▶ _App and web page records_:

————————

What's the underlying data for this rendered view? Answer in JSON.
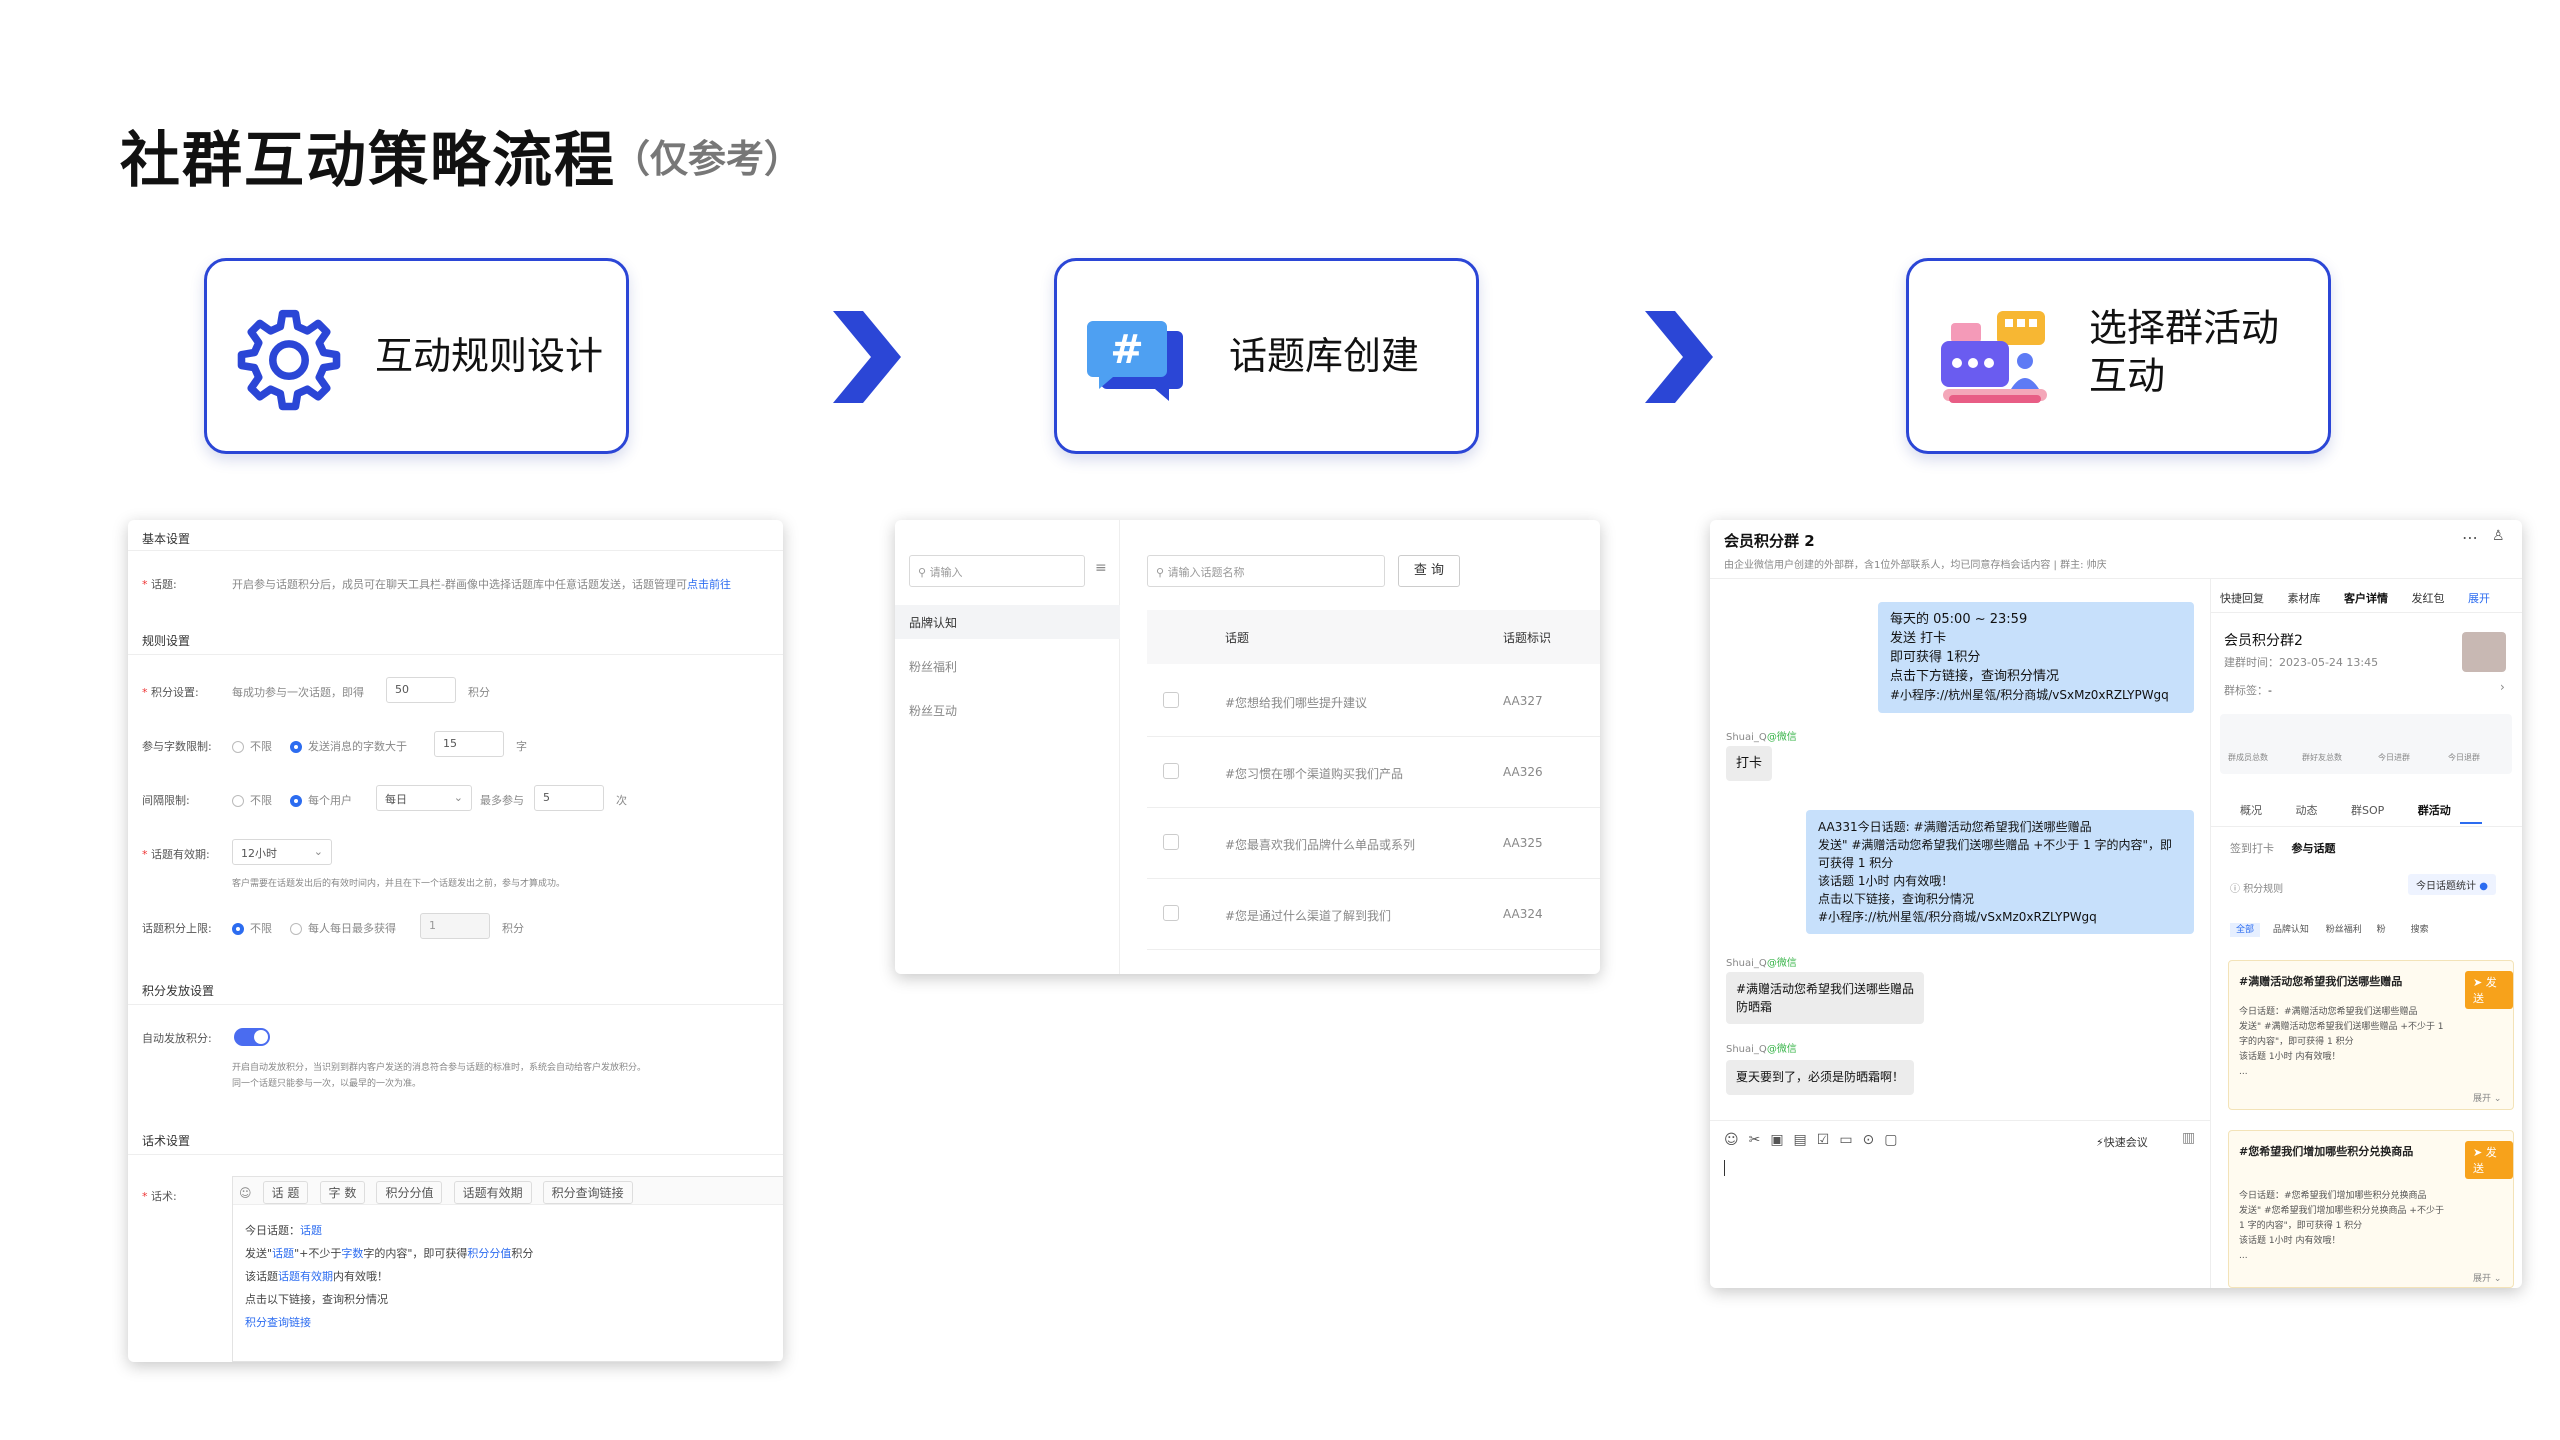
{
  "page": {
    "title": "社群互动策略流程",
    "subtitle": "（仅参考）"
  },
  "steps": [
    {
      "label": "互动规则设计",
      "icon": "gear-icon"
    },
    {
      "label": "话题库创建",
      "icon": "hashtag-chat-icon"
    },
    {
      "label_line1": "选择群活动",
      "label_line2": "互动",
      "icon": "group-chat-icon"
    }
  ],
  "colors": {
    "accent": "#2b46d6",
    "link": "#2c6cf0",
    "bubble": "#c7e0fb",
    "orange": "#f7a21b"
  },
  "settings": {
    "basic_title": "基本设置",
    "topic_label": "话题:",
    "topic_desc": "开启参与话题积分后，成员可在聊天工具栏-群画像中选择话题库中任意话题发送，话题管理可",
    "topic_link": "点击前往",
    "rule_title": "规则设置",
    "points_label": "积分设置:",
    "points_prefix": "每成功参与一次话题，即得",
    "points_value": "50",
    "points_unit": "积分",
    "wordlimit_label": "参与字数限制:",
    "opt_unlimited": "不限",
    "wordlimit_opt2": "发送消息的字数大于",
    "wordlimit_value": "15",
    "wordlimit_unit": "字",
    "interval_label": "间隔限制:",
    "interval_opt2": "每个用户",
    "interval_select": "每日",
    "interval_mid": "最多参与",
    "interval_value": "5",
    "interval_unit": "次",
    "valid_label": "话题有效期:",
    "valid_select": "12小时",
    "valid_hint": "客户需要在话题发出后的有效时间内，并且在下一个话题发出之前，参与才算成功。",
    "cap_label": "话题积分上限:",
    "cap_opt2": "每人每日最多获得",
    "cap_value": "1",
    "cap_unit": "积分",
    "issue_title": "积分发放设置",
    "auto_label": "自动发放积分:",
    "auto_hint1": "开启自动发放积分，当识别到群内客户发送的消息符合参与话题的标准时，系统会自动给客户发放积分。",
    "auto_hint2": "同一个话题只能参与一次，以最早的一次为准。",
    "script_title": "话术设置",
    "script_label": "话术:",
    "tags": [
      "话 题",
      "字 数",
      "积分分值",
      "话题有效期",
      "积分查询链接"
    ],
    "script_l1a": "今日话题：",
    "script_l1b": "话题",
    "script_l2a": "发送\"",
    "script_l2b": "话题",
    "script_l2c": "\"+不少于",
    "script_l2d": "字数",
    "script_l2e": "字的内容\"，即可获得",
    "script_l2f": "积分分值",
    "script_l2g": "积分",
    "script_l3a": "该话题",
    "script_l3b": "话题有效期",
    "script_l3c": "内有效哦！",
    "script_l4": "点击以下链接，查询积分情况",
    "script_l5": "积分查询链接"
  },
  "topics": {
    "search_placeholder": "请输入",
    "categories": [
      "品牌认知",
      "粉丝福利",
      "粉丝互动"
    ],
    "name_placeholder": "请输入话题名称",
    "query_button": "查 询",
    "col_topic": "话题",
    "col_id": "话题标识",
    "rows": [
      {
        "topic": "#您想给我们哪些提升建议",
        "id": "AA327"
      },
      {
        "topic": "#您习惯在哪个渠道购买我们产品",
        "id": "AA326"
      },
      {
        "topic": "#您最喜欢我们品牌什么单品或系列",
        "id": "AA325"
      },
      {
        "topic": "#您是通过什么渠道了解到我们",
        "id": "AA324"
      }
    ]
  },
  "chat": {
    "group_name": "会员积分群 2",
    "group_desc": "由企业微信用户创建的外部群，含1位外部联系人，均已同意存档会话内容 | 群主: 帅庆",
    "msg1": [
      "每天的 05:00 ~ 23:59",
      "发送 打卡",
      "即可获得 1积分",
      "点击下方链接，查询积分情况",
      "#小程序://杭州星瓴/积分商城/vSxMz0xRZLYPWgq"
    ],
    "sender": "Shuai_Q",
    "sender_tag": "@微信",
    "msg2": "打卡",
    "msg3": [
      "AA331今日话题: #满赠活动您希望我们送哪些赠品",
      "发送\" #满赠活动您希望我们送哪些赠品 +不少于 1 字的内容\"，即",
      "可获得 1 积分",
      "该话题 1小时 内有效哦！",
      "点击以下链接，查询积分情况",
      "#小程序://杭州星瓴/积分商城/vSxMz0xRZLYPWgq"
    ],
    "msg4": [
      "#满赠活动您希望我们送哪些赠品",
      "防晒霜"
    ],
    "msg5": "夏天要到了，必须是防晒霜啊！",
    "quick_meeting": "快速会议",
    "side_tabs": [
      "快捷回复",
      "素材库",
      "客户详情",
      "发红包",
      "展开"
    ],
    "side_group": "会员积分群2",
    "side_created": "建群时间：2023-05-24 13:45",
    "side_tag_label": "群标签：",
    "side_tag_value": "-",
    "stats": [
      "群成员总数",
      "群好友总数",
      "今日进群",
      "今日退群"
    ],
    "func_tabs": [
      "概况",
      "动态",
      "群SOP",
      "群活动"
    ],
    "sub_tabs": [
      "签到打卡",
      "参与话题"
    ],
    "rule_link": "积分规则",
    "today_stats": "今日话题统计",
    "filters": [
      "全部",
      "品牌认知",
      "粉丝福利",
      "粉",
      "搜索"
    ],
    "card1_title": "#满赠活动您希望我们送哪些赠品",
    "card1_lines": [
      "今日话题：#满赠活动您希望我们送哪些赠品",
      "发送\" #满赠活动您希望我们送哪些赠品 +不少于 1",
      "字的内容\"，即可获得 1 积分",
      "该话题 1小时 内有效哦！",
      "..."
    ],
    "send_label": "发送",
    "expand_label": "展开",
    "card2_title": "#您希望我们增加哪些积分兑换商品",
    "card2_lines": [
      "今日话题：#您希望我们增加哪些积分兑换商品",
      "发送\" #您希望我们增加哪些积分兑换商品 +不少于",
      "1 字的内容\"，即可获得 1 积分",
      "该话题 1小时 内有效哦！",
      "..."
    ]
  }
}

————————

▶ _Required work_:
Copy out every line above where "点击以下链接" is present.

▶ _Expected output_:
    "script_l4": "点击以下链接，查询积分情况",
      "点击以下链接，查询积分情况",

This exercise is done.